Roman Nicknames: El Pek

Walk with me through the evolution of David Pizarro's colloquial name:

First there was El Pequeño. The little one. That was too long, so it became El Peq. Then, a final bastardization and the nickname was settled: El Pek*. In other words, he couldn't even get the full word for little, it had to be shortened down. Ironic or a conscious call?

Bonus fun fact about El Pek: he's retired from the Chilean national team, because he thought the organization was too unprofessional at the time, and that he'd rather spend his time off with his family. In his home town of Valparaiso, high in the hills, he's done a face lift on his old neighborhood which, judging by surrounding areas was run down and beaten up. His entire family resides there now. I went there when I was in Chile last winter (because how could a romanista possibly resist the Roma connection half way around the world?), and it's very noticeable what a role model he is. Which is understandable, particularly in the area he grew up and has helped out as best he can. Also, on the way back from the cultural enlightening experience that was Pizarro's home, heading towards a less culturally refined experience (a visit at the house of Pablo Neruda), my little eye spied a replica of la lupa capitolina, sitting high on a pedestal in the center of town. What the what? At first I thought I was seeing things, thing no one else did; nostalgia induced by the Roma related visit. After all, what are the odds you'd run into the symbol of Rome there of all places? I never did get an answer to that, my enthusiastic inquires were met with shoulder shrugging in the context of 'oh that old thing? Who knows'.

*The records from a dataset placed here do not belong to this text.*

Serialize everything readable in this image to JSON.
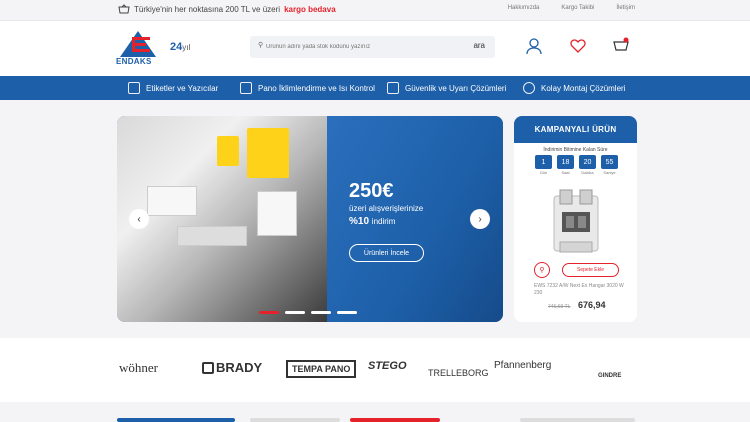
{
  "topbar": {
    "message_prefix": "Türkiye'nin her noktasına 200 TL ve üzeri",
    "message_highlight": "kargo bedava",
    "links": [
      "Hakkımızda",
      "Kargo Takibi",
      "İletişim"
    ]
  },
  "header": {
    "logo_text": "ENDAKS",
    "years_num": "24",
    "years_suffix": "yıl",
    "search_placeholder": "Ürünün adını yada stok kodunu yazınız",
    "search_button": "ara"
  },
  "nav": {
    "items": [
      {
        "label": "Etiketler ve Yazıcılar",
        "icon": "printer-icon"
      },
      {
        "label": "Pano İklimlendirme ve Isı Kontrol",
        "icon": "climate-icon"
      },
      {
        "label": "Güvenlik ve Uyarı Çözümleri",
        "icon": "shield-icon"
      },
      {
        "label": "Kolay Montaj Çözümleri",
        "icon": "gear-icon"
      }
    ]
  },
  "hero": {
    "price": "250€",
    "line1": "üzeri alışverişlerinize",
    "discount": "%10",
    "discount_word": "indirim",
    "button": "Ürünleri İncele",
    "active_slide": 1,
    "slide_count": 4
  },
  "campaign": {
    "title": "KAMPANYALI ÜRÜN",
    "countdown_label": "İndirimin Bitimine Kalan Süre",
    "timer": [
      {
        "value": "1",
        "label": "Gün"
      },
      {
        "value": "18",
        "label": "Saat"
      },
      {
        "value": "20",
        "label": "Dakika"
      },
      {
        "value": "55",
        "label": "Saniye"
      }
    ],
    "cart_button": "Sepete Ekle",
    "product_name": "EWS 7232 A/W Next Ex Hangar 3020 W 230",
    "old_price": "746,69 TL",
    "new_price": "676,94"
  },
  "brands": [
    "wöhner",
    "BRADY",
    "TEMPA PANO",
    "STEGO",
    "TRELLEBORG",
    "Pfannenberg",
    "GINDRE"
  ],
  "colors": {
    "brand_blue": "#1d5fa8",
    "accent_red": "#e5222c"
  }
}
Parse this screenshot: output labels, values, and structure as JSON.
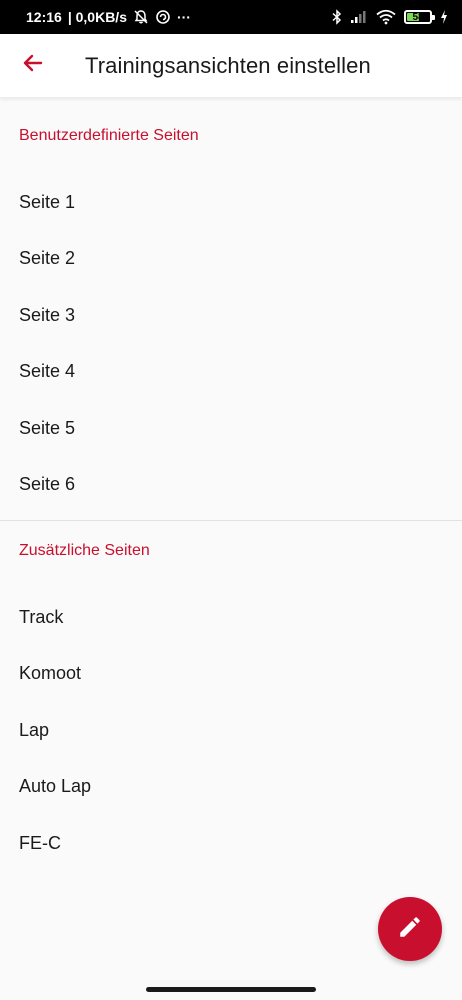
{
  "status_bar": {
    "time": "12:16",
    "speed": "| 0,0KB/s",
    "more": "···",
    "battery_level": "58",
    "battery_percent": 58
  },
  "app_bar": {
    "title": "Trainingsansichten einstellen"
  },
  "sections": [
    {
      "header": "Benutzerdefinierte Seiten",
      "items": [
        "Seite 1",
        "Seite 2",
        "Seite 3",
        "Seite 4",
        "Seite 5",
        "Seite 6"
      ]
    },
    {
      "header": "Zusätzliche Seiten",
      "items": [
        "Track",
        "Komoot",
        "Lap",
        "Auto Lap",
        "FE-C"
      ]
    }
  ],
  "colors": {
    "accent": "#c8102e",
    "background": "#fafafa"
  },
  "icons": {
    "back": "arrow-left-icon",
    "fab": "pencil-icon"
  }
}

*I will not even entertain the notion of the downright lazy Piza, or its related car crash of a nickname: Pizza. Get it, as in the food that's a staple of a balanced and healthy diet? Yeah, it's horrible.